    The “all series and films produced through the deal will be Neflix productions” part implies to me that Netflix will not own any of the rights to the previously-existing Narnia movies. That would mean, if I’m reading the statement correctly, that this represents a “hard” reboot. Netflix seems to be committing to making its own production of the entire set of Narnia books, as well as committing to creating some Narnia series.

    I would guess that even if I’m right about that, Netflix would not want to make its first film a re-make of The Lion, the Witch, and the Wardrobe. Since that film was pretty well-received. If I were to venture a guess, I would say Netflix will choose to mark its independence from the other films by producing its versions in chronological order. Which means the first one will be The Magician’s Nephew. Then The Lion, the Witch, and the Wardrobe, then A Horse and His Boy, then Prince Caspian, then Dawn Treader, then finally after five years or more, The Silver Chair, followed by The Last Battle.

    My guess here could be dead wrong–but I think it’s worth considering that there’s no particular reason to get excited about a film version of The Silver Chair. Not yet. It may well not be next.

    Since I’m offering guesses, let me offer another–I bet that one of the Narnia series will involve the early days of the reign of the four monarchs in Cair Paravel…because that would allow Netflix to use the same actors they will use on contract for a number of the movies.

    As for any other Narnia series, I hesitate to guess any further…though I will hazard that if anything significantly reduces the Christian content of Narnia, it will be the proposed series that will do so…

    • Brie Donning says:

      In a discussion on NarniaWeb’s Talking Beast podcast they suggested the possibility that they might start off with the Magician’s Nephew, and go chronologically. They were assuming they would be done as series with perhaps two books per season.

      The discussion was from two weeks ago when Netflix was only unconfirmed rumours, so they didn’t have the full information of “classic stories from across the Narnia universe into series and films”.

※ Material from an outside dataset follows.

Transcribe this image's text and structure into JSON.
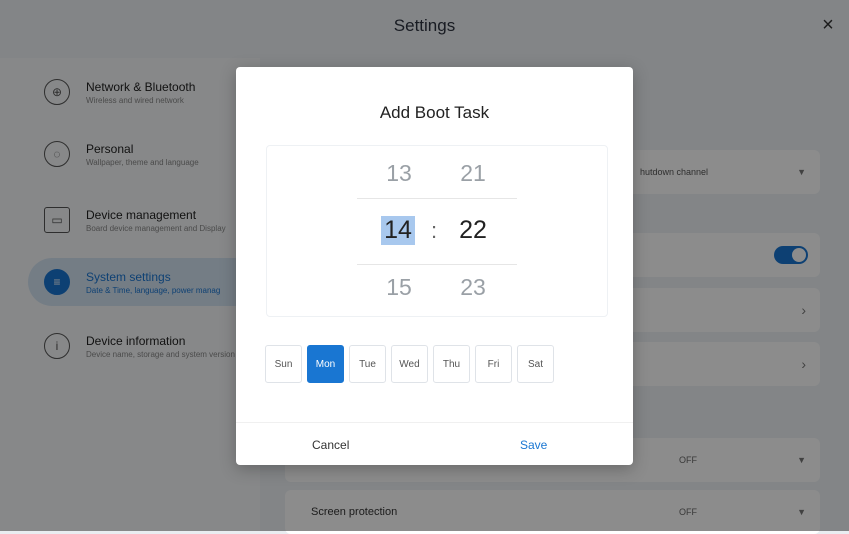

  4. julie dick says:

    Patrick Stewart as Aslan would be amazing. I love his reading of Last Battle and am greatly disappointed that he only made the one audiobook. But I also agree with your rational for starting with the Silver Chair. Out of all the Narnia books, Silver Chair (and Horse and His Boy, to an extent,) has the least special effects.

  5. I’m optimistically ecstatic! Cautiously optimistic, anyway.

What do you think?